━━━━━ Records for this exercise

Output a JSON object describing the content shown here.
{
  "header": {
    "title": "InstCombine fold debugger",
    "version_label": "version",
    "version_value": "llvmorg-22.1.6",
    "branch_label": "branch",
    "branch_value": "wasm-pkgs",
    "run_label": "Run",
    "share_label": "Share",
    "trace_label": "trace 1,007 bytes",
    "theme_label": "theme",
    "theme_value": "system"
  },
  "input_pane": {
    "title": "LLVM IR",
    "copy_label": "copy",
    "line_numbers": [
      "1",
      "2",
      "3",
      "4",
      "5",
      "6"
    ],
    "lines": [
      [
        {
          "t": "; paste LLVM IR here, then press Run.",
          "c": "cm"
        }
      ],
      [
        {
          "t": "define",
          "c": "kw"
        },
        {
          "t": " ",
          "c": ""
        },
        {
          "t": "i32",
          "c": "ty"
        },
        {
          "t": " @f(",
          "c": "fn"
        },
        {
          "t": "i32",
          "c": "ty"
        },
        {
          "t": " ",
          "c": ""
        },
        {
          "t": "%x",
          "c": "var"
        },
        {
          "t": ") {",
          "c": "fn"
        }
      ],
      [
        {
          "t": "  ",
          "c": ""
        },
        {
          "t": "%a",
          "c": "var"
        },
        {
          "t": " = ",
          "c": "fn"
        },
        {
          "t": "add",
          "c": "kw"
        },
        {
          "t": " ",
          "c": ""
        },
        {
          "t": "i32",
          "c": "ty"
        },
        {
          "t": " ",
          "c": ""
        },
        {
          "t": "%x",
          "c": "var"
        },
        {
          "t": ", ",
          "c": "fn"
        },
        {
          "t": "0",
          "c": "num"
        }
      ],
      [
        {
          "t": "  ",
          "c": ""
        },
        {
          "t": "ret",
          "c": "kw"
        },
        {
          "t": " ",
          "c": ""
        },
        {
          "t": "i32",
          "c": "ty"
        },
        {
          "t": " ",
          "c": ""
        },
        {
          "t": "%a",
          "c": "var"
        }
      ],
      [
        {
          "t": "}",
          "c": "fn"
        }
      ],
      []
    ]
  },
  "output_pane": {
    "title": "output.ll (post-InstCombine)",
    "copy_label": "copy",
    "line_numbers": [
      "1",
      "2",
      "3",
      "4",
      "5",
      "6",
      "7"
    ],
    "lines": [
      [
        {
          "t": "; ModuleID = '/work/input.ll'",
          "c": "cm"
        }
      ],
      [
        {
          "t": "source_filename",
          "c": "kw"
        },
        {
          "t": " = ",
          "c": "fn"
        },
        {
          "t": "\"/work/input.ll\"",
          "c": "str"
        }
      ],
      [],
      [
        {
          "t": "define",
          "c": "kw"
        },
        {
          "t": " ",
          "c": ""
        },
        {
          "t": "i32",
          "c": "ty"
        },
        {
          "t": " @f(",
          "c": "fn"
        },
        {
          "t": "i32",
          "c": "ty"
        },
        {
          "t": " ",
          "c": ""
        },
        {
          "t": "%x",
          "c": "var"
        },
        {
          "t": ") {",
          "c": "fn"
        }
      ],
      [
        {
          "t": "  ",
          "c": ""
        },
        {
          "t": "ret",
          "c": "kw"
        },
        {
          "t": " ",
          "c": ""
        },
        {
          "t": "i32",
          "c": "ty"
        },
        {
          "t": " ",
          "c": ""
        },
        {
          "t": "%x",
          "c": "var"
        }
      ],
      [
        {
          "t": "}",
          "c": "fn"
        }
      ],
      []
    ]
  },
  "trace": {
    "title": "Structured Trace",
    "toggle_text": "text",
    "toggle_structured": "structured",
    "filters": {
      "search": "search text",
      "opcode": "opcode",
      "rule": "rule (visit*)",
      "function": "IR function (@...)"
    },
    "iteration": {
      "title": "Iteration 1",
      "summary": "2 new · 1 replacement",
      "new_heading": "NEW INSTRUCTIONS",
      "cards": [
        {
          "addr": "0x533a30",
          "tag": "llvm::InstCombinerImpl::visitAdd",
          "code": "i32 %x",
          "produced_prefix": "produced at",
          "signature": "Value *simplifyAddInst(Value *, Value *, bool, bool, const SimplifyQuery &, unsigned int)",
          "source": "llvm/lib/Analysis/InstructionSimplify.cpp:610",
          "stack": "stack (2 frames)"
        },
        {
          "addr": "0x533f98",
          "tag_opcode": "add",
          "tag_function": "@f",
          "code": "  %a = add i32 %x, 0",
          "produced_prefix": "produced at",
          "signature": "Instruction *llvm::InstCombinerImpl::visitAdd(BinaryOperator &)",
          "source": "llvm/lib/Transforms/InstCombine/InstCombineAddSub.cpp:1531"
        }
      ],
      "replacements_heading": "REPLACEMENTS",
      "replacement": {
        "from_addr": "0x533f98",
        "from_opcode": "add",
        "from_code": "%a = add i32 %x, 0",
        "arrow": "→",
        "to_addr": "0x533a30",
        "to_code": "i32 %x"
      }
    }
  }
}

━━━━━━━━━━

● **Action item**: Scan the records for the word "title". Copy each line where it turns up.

● **Response to the exercise**:
    "title": "InstCombine fold debugger",
    "title": "LLVM IR",
    "title": "output.ll (post-InstCombine)",
    "title": "Structured Trace",
      "title": "Iteration 1",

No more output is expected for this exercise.